EXTRACTED ENTRIES
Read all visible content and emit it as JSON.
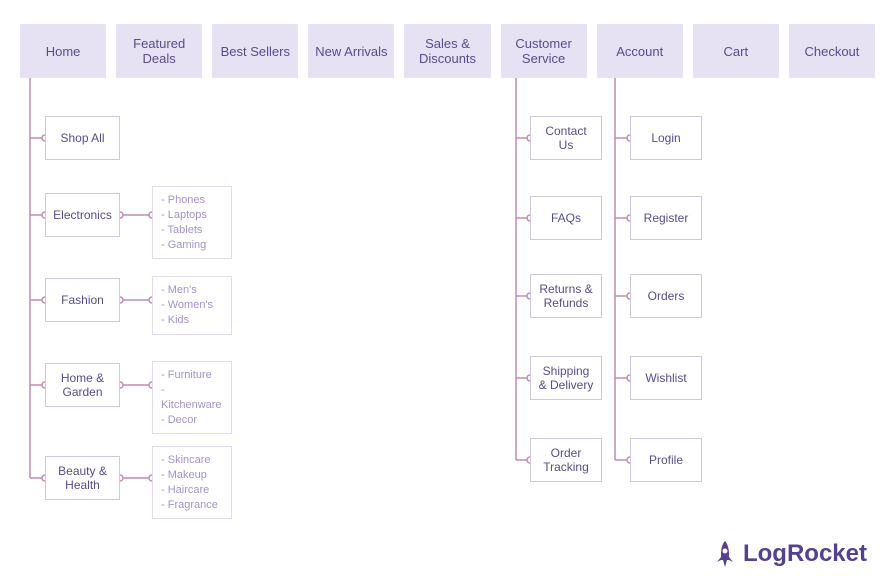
{
  "nav": [
    {
      "label": "Home"
    },
    {
      "label": "Featured Deals"
    },
    {
      "label": "Best Sellers"
    },
    {
      "label": "New Arrivals"
    },
    {
      "label": "Sales & Discounts"
    },
    {
      "label": "Customer Service"
    },
    {
      "label": "Account"
    },
    {
      "label": "Cart"
    },
    {
      "label": "Checkout"
    }
  ],
  "home_children": [
    {
      "label": "Shop All",
      "sub": null
    },
    {
      "label": "Electronics",
      "sub": [
        "Phones",
        "Laptops",
        "Tablets",
        "Gaming"
      ]
    },
    {
      "label": "Fashion",
      "sub": [
        "Men's",
        "Women's",
        "Kids"
      ]
    },
    {
      "label": "Home & Garden",
      "sub": [
        "Furniture",
        "Kitchenware",
        "Decor"
      ]
    },
    {
      "label": "Beauty & Health",
      "sub": [
        "Skincare",
        "Makeup",
        "Haircare",
        "Fragrance"
      ]
    }
  ],
  "customer_children": [
    {
      "label": "Contact Us"
    },
    {
      "label": "FAQs"
    },
    {
      "label": "Returns & Refunds"
    },
    {
      "label": "Shipping & Delivery"
    },
    {
      "label": "Order Tracking"
    }
  ],
  "account_children": [
    {
      "label": "Login"
    },
    {
      "label": "Register"
    },
    {
      "label": "Orders"
    },
    {
      "label": "Wishlist"
    },
    {
      "label": "Profile"
    }
  ],
  "brand": "LogRocket"
}
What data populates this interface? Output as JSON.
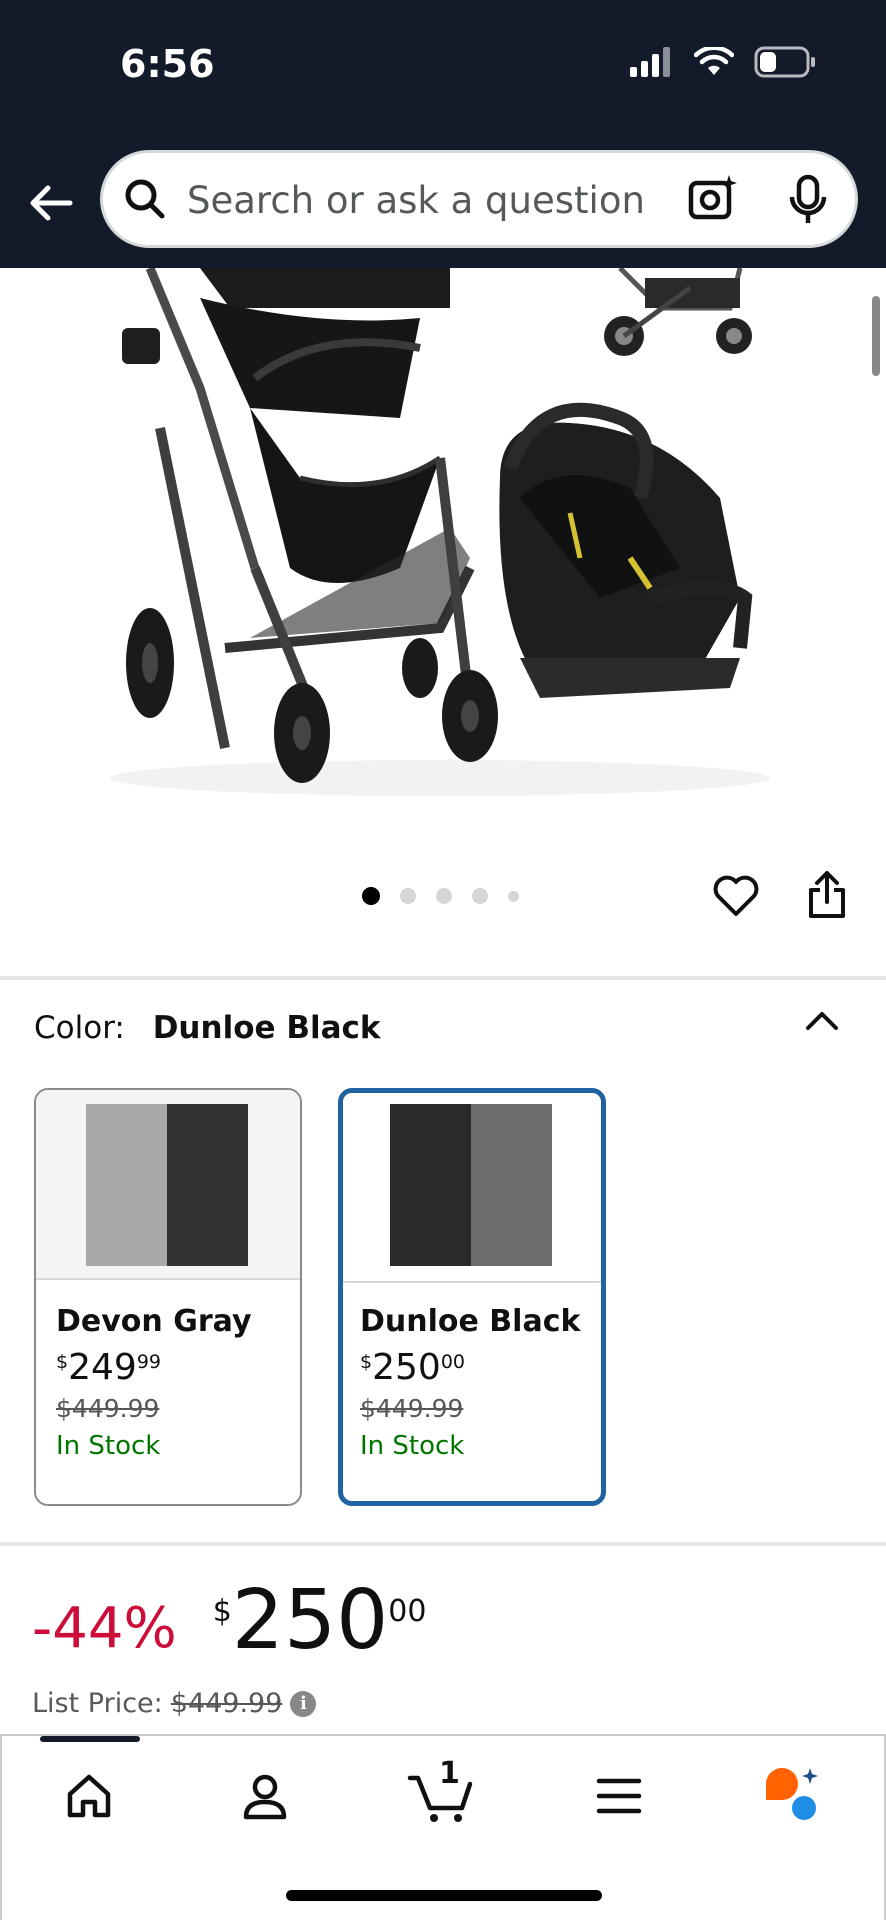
{
  "status_bar": {
    "time": "6:56"
  },
  "search": {
    "placeholder": "Search or ask a question"
  },
  "carousel": {
    "total_dots": 5,
    "active_index": 0
  },
  "color_selector": {
    "label": "Color:",
    "selected_value": "Dunloe Black",
    "options": [
      {
        "name": "Devon Gray",
        "price_symbol": "$",
        "price_whole": "249",
        "price_cents": "99",
        "list_price": "$449.99",
        "stock": "In Stock",
        "selected": false,
        "swatch_colors": [
          "#a9a9a9",
          "#323235"
        ]
      },
      {
        "name": "Dunloe Black",
        "price_symbol": "$",
        "price_whole": "250",
        "price_cents": "00",
        "list_price": "$449.99",
        "stock": "In Stock",
        "selected": true,
        "swatch_colors": [
          "#2a2a2c",
          "#6d6d6d"
        ]
      }
    ]
  },
  "price": {
    "discount": "-44%",
    "symbol": "$",
    "whole": "250",
    "cents": "00",
    "list_label": "List Price:",
    "list_value": "$449.99"
  },
  "bottom_nav": {
    "cart_count": "1"
  },
  "colors": {
    "header_bg": "#131a29",
    "selected_border": "#2162a1",
    "discount_red": "#cc0c39",
    "stock_green": "#007600",
    "rufus_orange": "#ff6200",
    "rufus_blue": "#1f8ce6"
  }
}
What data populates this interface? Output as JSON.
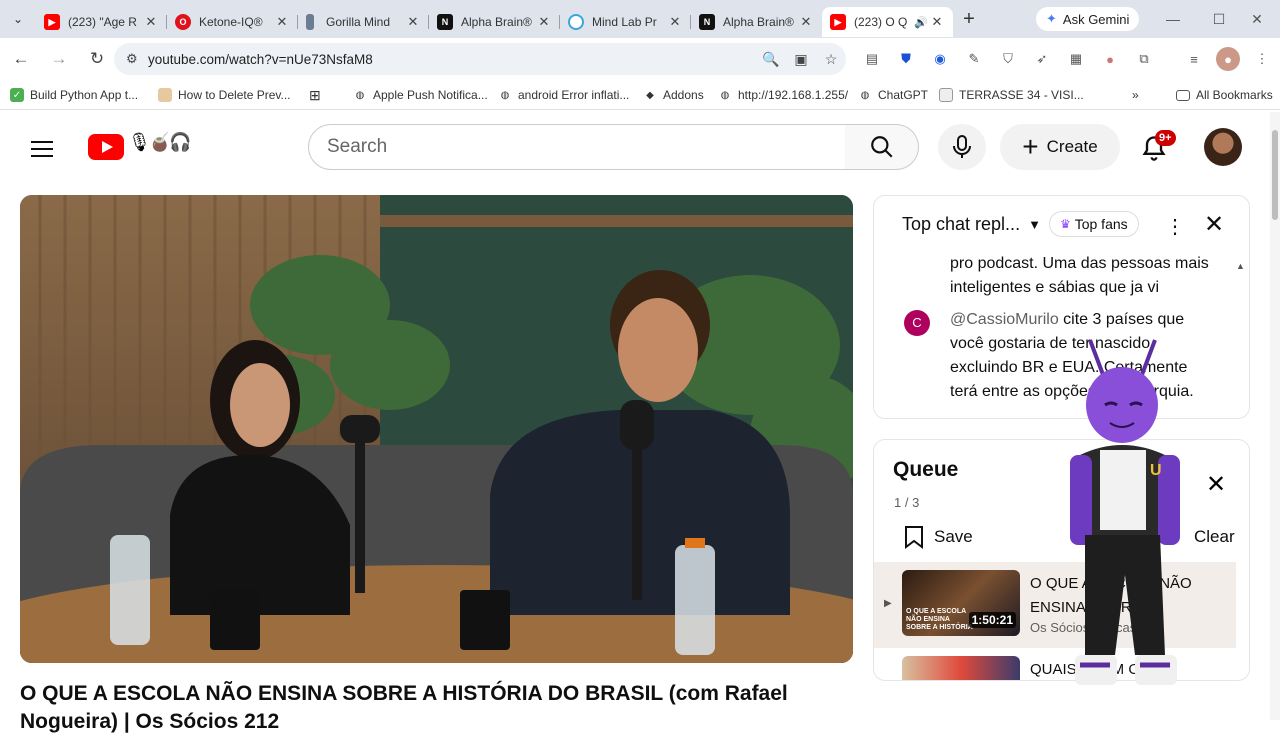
{
  "browser": {
    "tabs": [
      {
        "title": "(223) \"Age R",
        "icon": "youtube-icon",
        "color": "#ff0000"
      },
      {
        "title": "Ketone-IQ®",
        "icon": "opera-icon",
        "color": "#e0121c"
      },
      {
        "title": "Gorilla Mind",
        "icon": "bottle-icon",
        "color": "#6b7c93"
      },
      {
        "title": "Alpha Brain®",
        "icon": "onnit-icon",
        "color": "#111111"
      },
      {
        "title": "Mind Lab Pr",
        "icon": "mindlab-icon",
        "color": "#3aa6d8"
      },
      {
        "title": "Alpha Brain®",
        "icon": "onnit-icon",
        "color": "#111111"
      },
      {
        "title": "(223) O Q",
        "icon": "youtube-icon",
        "color": "#ff0000"
      }
    ],
    "gemini_label": "Ask Gemini",
    "url": "youtube.com/watch?v=nUe73NsfaM8",
    "bookmarks": [
      {
        "label": "Build Python App t...",
        "icon": "bookmark-green-icon"
      },
      {
        "label": "How to Delete Prev...",
        "icon": "bookmark-tan-icon"
      },
      {
        "label": "Apple Push Notifica...",
        "icon": "globe-icon"
      },
      {
        "label": "android Error inflati...",
        "icon": "globe-icon"
      },
      {
        "label": "Addons",
        "icon": "diamond-icon"
      },
      {
        "label": "http://192.168.1.255/",
        "icon": "globe-icon"
      },
      {
        "label": "ChatGPT",
        "icon": "globe-icon"
      },
      {
        "label": "TERRASSE 34 - VISI...",
        "icon": "doc-icon"
      }
    ],
    "all_bookmarks": "All Bookmarks",
    "more_bookmarks": "»"
  },
  "youtube": {
    "search_placeholder": "Search",
    "create_label": "Create",
    "notif_badge": "9+",
    "video_title": "O QUE A ESCOLA NÃO ENSINA SOBRE A HISTÓRIA DO BRASIL (com Rafael Nogueira) | Os Sócios 212",
    "accent": "#ff0000"
  },
  "chat": {
    "mode_label": "Top chat repl...",
    "top_fans": "Top fans",
    "messages": [
      {
        "text": "pro podcast. Uma das pessoas mais inteligentes e sábias que ja vi",
        "author": ""
      },
      {
        "author": "@CassioMurilo",
        "avatar_letter": "C",
        "text": "cite 3 países que você gostaria de ter nascido excluindo BR e EUA. Certamente terá entre as opções a monarquia."
      }
    ]
  },
  "queue": {
    "title": "Queue",
    "count": "1 / 3",
    "save_label": "Save",
    "clear_label": "Clear",
    "items": [
      {
        "title": "O QUE A ESCOLA NÃO ENSINA SOBRE...",
        "channel": "Os Sócios Podcast",
        "duration": "1:50:21",
        "thumb_text": "O QUE A ESCOLA NÃO ENSINA SOBRE A HISTÓRIA"
      },
      {
        "title": "QUAIS ERAM OS...",
        "channel": "",
        "duration": ""
      }
    ]
  }
}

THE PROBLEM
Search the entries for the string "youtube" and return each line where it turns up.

FINISHED EXERCISE
        "icon": "youtube-icon",
        "icon": "youtube-icon",
    "url": "youtube.com/watch?v=nUe73NsfaM8",
  "youtube": {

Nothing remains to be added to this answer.